Month Jan. Week Initial Meeting to Determine Goals Prepare Survey Questions Plan Event Rent Site Create Initial Flyer Advertisment Distribute Flyer Reach Out to Vendors Invite Vendors Finalize Vendors Finalize Survey Questions Create Flyer Advertisement Listing Vendors Send Out Updated Flyer Layout Vendors Placement on Lot Send Out Survey Link to Community Event Week Obtain Walk Up-Surveys Analyze Results
1 2 3 4 1 2 3 4 1 2 3 4 1 2 3 4 1 2 3 4 1 2 3 4 1 2 3 4 1 2 3 4 1 2 3 4 1 2 3 4 1 2 3 4 1 2 3
Projects and Policy
Project 1 is to provide East Lawrence with an all organic community garden to promote and educate both sustainable and organic farming techniques while also provide residences with produce for their grocery store. The goal is to complete this project by 2022. To start a community garden, it costs between $4,000 to $7,500. Larger community gardens can cost up to $30,000. This community garden can be planned out to grow overtime.

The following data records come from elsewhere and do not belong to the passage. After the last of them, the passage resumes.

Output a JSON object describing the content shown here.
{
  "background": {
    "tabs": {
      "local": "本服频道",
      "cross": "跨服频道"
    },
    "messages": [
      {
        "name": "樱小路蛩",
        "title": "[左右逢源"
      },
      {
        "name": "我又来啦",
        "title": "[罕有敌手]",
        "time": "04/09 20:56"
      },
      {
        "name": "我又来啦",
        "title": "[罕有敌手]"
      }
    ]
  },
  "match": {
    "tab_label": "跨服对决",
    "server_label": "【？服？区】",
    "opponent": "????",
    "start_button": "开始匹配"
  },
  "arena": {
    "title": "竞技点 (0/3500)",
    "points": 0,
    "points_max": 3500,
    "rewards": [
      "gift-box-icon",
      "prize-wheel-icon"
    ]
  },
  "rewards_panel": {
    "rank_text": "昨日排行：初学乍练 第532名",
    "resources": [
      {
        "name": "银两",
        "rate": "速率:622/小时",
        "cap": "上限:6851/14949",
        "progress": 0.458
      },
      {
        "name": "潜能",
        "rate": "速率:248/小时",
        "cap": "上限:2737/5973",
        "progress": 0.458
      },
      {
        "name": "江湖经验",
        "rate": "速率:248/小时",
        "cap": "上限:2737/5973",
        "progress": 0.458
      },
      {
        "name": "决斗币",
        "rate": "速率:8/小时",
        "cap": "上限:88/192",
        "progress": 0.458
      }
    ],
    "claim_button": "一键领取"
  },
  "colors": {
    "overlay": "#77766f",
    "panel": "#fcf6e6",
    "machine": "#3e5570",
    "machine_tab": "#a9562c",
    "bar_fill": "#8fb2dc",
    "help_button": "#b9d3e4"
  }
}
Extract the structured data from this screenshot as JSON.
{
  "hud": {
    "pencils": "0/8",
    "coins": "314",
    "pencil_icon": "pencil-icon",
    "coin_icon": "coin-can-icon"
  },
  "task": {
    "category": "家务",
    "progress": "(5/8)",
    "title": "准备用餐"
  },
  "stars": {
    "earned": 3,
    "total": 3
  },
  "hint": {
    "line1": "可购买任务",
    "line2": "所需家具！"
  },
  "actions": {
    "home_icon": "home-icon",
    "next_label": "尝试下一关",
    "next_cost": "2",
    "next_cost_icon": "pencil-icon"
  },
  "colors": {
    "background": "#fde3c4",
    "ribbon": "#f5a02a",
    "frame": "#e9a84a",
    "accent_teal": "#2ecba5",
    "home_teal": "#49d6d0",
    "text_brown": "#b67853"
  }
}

Project 2 is to provide East Lawrence with an organic grocery store. Through sustainable use land planning, land will be allocated for an organic grocery store where produce from the community gardens can be sold along with other healthy options. The project is to be completed by 2023. This specific location would not be as large as other grocery stores in the area and can function at 12,000 square feet and would cost $384,000.
Project 3 is both a project and a policy and it is to plant native plant species throughout the East Lawrence Neighborhood. In doing so it will promote habitats for native bird, insect, and other species as well as air quality. In the event of flooding the plants will help with water management and water run-off and because they are native to the area, they require less maintenance and serve a variety of purposes.
Policies to assist these projects include prohibiting specific new-builds within the 100and 500-year floodplains as the frequency of flooding will only increase over time. New builds would only experience repetitive damage in these locations which is costly to the owners and the city. Builds that can happen in these locations must be industrial related. Similar to the Lawrence Wastewater treatment plant, Lawrence Compost Factory, and a concrete factory located along the river. Policy 2 is to bring green space back to sites that the footprint of a new build takes up. What this means for new builds is that 35% of green space that is taken up needs to be replaced elsewhere on the building through green walls or green roofs. Not only does this bring green space back to the land but lowers energy costs of buildings because it doubles as insulation.
EMMA VANDEWATER email@example.com
Emma VandeWater- Academic Portfolio December 2020